"There are major problems out there that we want corrected," said Wilmer. "If they don't do it in 60 days, we will be in court."
The association alleges that the state failed to give proper public notice about the company's permit application, that it was improperly classified, and that the company is operating in exceptional-value areas without the proper permits.
Wilmer, who is overseeing two other legal actions against the agency involving Valley Creek, another exceptional-value stream that flows through the Great Valley, said it appeared to him that DEP did not obey the law.
"Environmental groups spend a lot of money and a lot of time getting streams to that [exceptional-value] category, and then DEP totally ignores it," he said. About 2 percent of the state's waterways are classified as exceptional value.
Kaufmann said the agency did the best it could to protect these areas. But when a project of this size comes along, which involves as many as 150 stream crossings, "it's tough to get things perfect," he said.
In the case of the Birch Run watershed, the classification upgrade was granted about the time the company filed its application, he said, but the change wasn't published until several months later. The error was brought to DEP's attention by the Green Valleys Association.
"We were unaware that it was an exceptional-value stream," Columbia's Levitt said.
West Vincent resident Jane Gaffer, who leases the field through which the road passed, said she "flipped" when she saw the road and checked to see where it went. She raised the alarm with township officials, who have shut the project down.
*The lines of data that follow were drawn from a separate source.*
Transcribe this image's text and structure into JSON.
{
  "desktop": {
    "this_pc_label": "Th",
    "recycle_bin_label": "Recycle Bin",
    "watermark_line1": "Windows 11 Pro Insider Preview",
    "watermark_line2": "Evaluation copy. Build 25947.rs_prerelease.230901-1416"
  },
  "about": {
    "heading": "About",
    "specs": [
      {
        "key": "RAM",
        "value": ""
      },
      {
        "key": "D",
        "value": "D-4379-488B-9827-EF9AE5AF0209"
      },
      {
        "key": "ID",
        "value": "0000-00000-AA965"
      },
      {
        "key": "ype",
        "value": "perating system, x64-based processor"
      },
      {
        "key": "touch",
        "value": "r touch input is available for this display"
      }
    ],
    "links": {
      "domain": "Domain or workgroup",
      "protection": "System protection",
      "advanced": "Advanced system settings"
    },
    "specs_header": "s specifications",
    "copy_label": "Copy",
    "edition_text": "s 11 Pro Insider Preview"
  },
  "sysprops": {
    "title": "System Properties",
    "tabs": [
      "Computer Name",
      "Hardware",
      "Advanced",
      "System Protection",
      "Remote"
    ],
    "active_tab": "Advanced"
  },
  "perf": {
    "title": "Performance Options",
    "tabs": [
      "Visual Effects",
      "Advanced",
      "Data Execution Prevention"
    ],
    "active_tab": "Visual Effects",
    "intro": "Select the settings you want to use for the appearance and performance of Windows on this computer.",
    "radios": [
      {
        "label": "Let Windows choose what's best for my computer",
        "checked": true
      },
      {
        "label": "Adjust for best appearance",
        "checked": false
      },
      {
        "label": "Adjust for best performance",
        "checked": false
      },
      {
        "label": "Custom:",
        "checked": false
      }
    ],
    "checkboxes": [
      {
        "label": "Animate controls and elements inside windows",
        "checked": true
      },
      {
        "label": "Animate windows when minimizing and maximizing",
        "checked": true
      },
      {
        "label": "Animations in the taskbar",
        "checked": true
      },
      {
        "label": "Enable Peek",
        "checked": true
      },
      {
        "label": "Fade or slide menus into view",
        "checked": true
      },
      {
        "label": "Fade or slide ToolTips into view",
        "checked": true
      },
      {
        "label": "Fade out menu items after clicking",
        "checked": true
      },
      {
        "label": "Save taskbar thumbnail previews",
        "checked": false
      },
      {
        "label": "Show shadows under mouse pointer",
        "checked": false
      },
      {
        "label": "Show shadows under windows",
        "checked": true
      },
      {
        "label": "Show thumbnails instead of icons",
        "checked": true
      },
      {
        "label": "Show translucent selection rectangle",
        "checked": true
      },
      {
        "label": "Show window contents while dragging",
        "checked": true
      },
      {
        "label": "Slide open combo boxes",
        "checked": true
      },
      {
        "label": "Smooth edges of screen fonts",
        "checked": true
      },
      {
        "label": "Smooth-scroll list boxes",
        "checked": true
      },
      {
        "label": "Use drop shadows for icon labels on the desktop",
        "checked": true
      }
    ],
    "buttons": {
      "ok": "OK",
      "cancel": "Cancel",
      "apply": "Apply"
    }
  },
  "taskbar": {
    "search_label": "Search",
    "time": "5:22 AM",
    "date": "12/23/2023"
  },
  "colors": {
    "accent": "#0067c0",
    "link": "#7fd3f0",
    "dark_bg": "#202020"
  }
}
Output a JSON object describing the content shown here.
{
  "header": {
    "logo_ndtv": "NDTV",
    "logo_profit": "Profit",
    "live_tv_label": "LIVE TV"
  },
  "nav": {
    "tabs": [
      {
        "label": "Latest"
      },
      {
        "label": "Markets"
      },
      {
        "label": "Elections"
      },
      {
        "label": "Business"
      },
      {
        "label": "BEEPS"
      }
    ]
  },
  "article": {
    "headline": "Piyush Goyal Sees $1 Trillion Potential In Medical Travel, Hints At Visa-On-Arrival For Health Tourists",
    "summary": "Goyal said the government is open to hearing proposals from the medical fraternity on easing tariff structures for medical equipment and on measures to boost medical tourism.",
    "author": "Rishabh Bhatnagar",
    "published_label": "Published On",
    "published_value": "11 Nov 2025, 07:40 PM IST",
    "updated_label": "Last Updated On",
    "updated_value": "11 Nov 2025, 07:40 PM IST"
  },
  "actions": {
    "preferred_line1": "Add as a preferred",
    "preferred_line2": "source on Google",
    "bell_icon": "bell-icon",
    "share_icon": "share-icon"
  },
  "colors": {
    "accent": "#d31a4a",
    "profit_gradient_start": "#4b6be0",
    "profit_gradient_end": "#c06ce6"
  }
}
"I think it never occurred to anyone that they would go over the stream," she said. "In the past few days I have used more [angry] language than I knew I knew."